As we have shown in these few examples, from the perspective of a professor and a student, the melding of art and science in the classroom broadens the intellectual discourse. This broadening, we argue, is imperative. From climate change to the global water shortage to the continuing scourge of infectious diseases, today’s complex problems will require multifaceted solutions. The STEM fields may provide the basis for these solutions, but science, technology, engineering, and math alone will not be enough. Each of these global problems includes a very important human component, which the arts and humanities can help us understand. Thus, only STEAM will allow us to develop constructive, humane solutions to our most vexing challenges. Today’s students cannot afford to learn information in a compartmentalized manner. Rather, they need to see the connections between various disciplines. Tomorrow’s solutions to today’s problems will be found within the transdisciplinary spaces.
For students, the inclusion of art in a science course, or science in an art course, may be uncomfortable. That’s good. In the classroom, our students should be stretched. They should be asked to leave their intellectual comfort zones and experience the discomfort of wrestling with new approaches and novel ideas. It improves the learning experience for everyone. For educators, the full-scale melding of the arts and sciences may be a daunting task. At every institution, curricular changes are difficult. From our experiences, however, meaningful small-scale changes can be made quite easily. Instructors can use art as a jumping off point for in-depth scientific discussions. Students can broaden their understanding of complex processes by incorporating scientific imagery into their artistic creations. For the two of us, a professor and a student, the relatively minor inclusions of art in the science course and science in the art course greatly enriched our classroom experiences. With these simple changes, we have begun the necessary transition from STEM to STEAM.

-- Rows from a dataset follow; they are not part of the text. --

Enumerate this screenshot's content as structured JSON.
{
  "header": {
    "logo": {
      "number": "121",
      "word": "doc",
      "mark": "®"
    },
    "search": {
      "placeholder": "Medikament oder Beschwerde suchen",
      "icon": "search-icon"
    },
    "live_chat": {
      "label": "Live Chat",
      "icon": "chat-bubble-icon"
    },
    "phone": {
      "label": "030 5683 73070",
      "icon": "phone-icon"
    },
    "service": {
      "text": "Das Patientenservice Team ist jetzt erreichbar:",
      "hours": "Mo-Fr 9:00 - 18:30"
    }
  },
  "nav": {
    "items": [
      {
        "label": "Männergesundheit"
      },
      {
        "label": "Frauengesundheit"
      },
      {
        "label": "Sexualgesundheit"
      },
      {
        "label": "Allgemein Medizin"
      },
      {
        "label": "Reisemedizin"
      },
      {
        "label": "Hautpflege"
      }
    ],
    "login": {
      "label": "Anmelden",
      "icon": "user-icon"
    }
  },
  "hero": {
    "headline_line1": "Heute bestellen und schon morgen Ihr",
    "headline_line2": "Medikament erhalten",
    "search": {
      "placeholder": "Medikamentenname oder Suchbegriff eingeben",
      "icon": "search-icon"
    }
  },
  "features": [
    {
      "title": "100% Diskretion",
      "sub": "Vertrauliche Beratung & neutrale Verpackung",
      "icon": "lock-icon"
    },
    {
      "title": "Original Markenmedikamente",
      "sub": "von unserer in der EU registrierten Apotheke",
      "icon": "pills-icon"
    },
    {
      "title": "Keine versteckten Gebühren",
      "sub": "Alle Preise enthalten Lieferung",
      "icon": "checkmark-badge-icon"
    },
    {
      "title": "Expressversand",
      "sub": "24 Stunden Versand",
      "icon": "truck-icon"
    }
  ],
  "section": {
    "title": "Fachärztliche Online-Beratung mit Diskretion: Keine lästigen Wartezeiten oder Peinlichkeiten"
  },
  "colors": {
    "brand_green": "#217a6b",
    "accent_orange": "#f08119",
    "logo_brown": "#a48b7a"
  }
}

Dave Wessner is a Professor of Biology at Davidson College, where he teaches introductory biology and courses on microbiology and HIV/AIDS. He co-authored Microbiology, a textbook for undergraduate biology majors, and Vision and Change in Undergraduate Education: A Call to Action. He also co-curated Re/Presenting HIV/AIDS, an exhibition that featured artistic works related to HIV, and Gut Instinct, an online exhibition focused on the human microbiome. He earned his PhD in Microbiology and Molecular Genetics from Harvard University and his BA in Biology from Franklin and Marshall College. Dave spends most of his free time playing with Connie and Ian and hanging out at Summit Coffee. You can follow him on Twitter, Instagram, and Facebook.
Julia Sacha graduated from Davidson College in 2017 with a degree in Biology. She recently moved to Asheville, NC, where she works as a Clinical Research Coordinator at Mountain Diabetes and Endocrine Center. At Davidson, Julia enjoyed taking art courses, leading trips for Davidson Outdoors, and hanging out with her hall residents. During her free time, you might find her surfing, biking, or dancing. You can follow her on Instagram and Facebook.